The draft law seeking to restrict the use of cash is currently in the public consultation phase until mid-next month. The proposed legislation was announced in the 2018-19 budget and seeks to ensure that transactions of amounts exceeding $AUD10,000 are done by check or via an electronic payment system. It is expected to become law starting next year.
Though cryptocurrencies have been exempted from the cash payments limit, it does not in any way mean that they will be used in a regulatory vacuum in Australia. Last year the country’s anti-money laundering and counter-terrorism financing regulator, the Australia Transaction Reports and Analysis Center (AUSTRAC) introduced new laws specifically aimed at cryptocurrency exchanges. Among other requirements, crypto exchanges in Australia have to be registered with AUSTRAC.
Australian Crypto exchanges risk suspension for non-compliance
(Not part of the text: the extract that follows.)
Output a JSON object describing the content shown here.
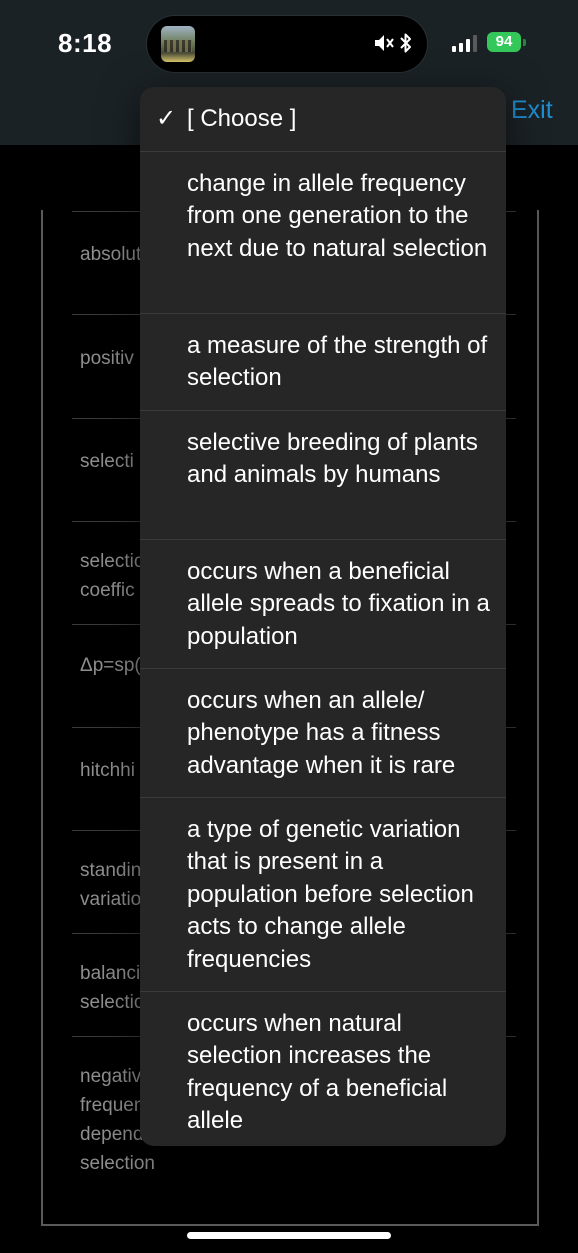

The exchanges are also required to comply with the country’s anti-money laundering and counter-terrorism financing regulations. While AUSTRAC has not canceled the license of any crypto exchange since the laws came into being, in the last eight months it has suspended the registration or refused to renew the registration of some digital currency exchanges citing an ‘unacceptable risk of money laundering, terrorism financing, or other serious crime’
Inevitably, Australia’s move to limit the use of cash in large transactions will reduce the amount of cash in circulation. And whether by design or not, this could push the country into launching a digital currency like other countries with low cash usage rates are planning to.
Sweden’s national bank Riksbank has, for instance, stated that its decision to develop the e-krona was driven by the declining use of cash in the Scandinavian country. In the long run, this could benefit the crypto space as it will further demystify cryptocurrencies and enhance innovation.